> _WORK TO BE COMPLETED_:
Would you output the following records verbatim and skip the images in them?

***** EXERCISE INPUTS *****

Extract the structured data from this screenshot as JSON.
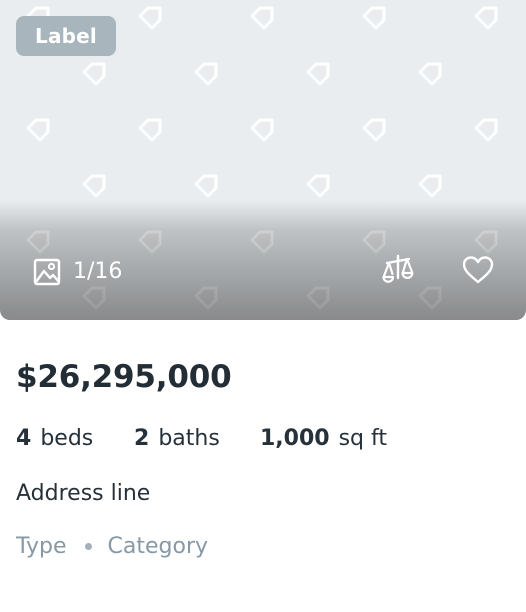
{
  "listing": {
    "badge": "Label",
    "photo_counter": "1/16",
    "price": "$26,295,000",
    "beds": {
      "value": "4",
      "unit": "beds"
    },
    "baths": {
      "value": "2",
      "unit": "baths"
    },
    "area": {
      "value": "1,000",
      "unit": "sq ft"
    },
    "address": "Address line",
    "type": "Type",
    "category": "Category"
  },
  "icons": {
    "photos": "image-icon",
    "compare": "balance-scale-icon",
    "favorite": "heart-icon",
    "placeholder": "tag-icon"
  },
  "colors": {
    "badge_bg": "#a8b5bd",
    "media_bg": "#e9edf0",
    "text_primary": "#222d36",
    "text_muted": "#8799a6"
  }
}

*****

> _RESULT OF THE TASK_:
Extract the structured data from this screenshot as JSON.
{
  "listing": {
    "badge": "Label",
    "photo_counter": "1/16",
    "price": "$26,295,000",
    "beds": {
      "value": "4",
      "unit": "beds"
    },
    "baths": {
      "value": "2",
      "unit": "baths"
    },
    "area": {
      "value": "1,000",
      "unit": "sq ft"
    },
    "address": "Address line",
    "type": "Type",
    "category": "Category"
  },
  "icons": {
    "photos": "image-icon",
    "compare": "balance-scale-icon",
    "favorite": "heart-icon",
    "placeholder": "tag-icon"
  },
  "colors": {
    "badge_bg": "#a8b5bd",
    "media_bg": "#e9edf0",
    "text_primary": "#222d36",
    "text_muted": "#8799a6"
  }
}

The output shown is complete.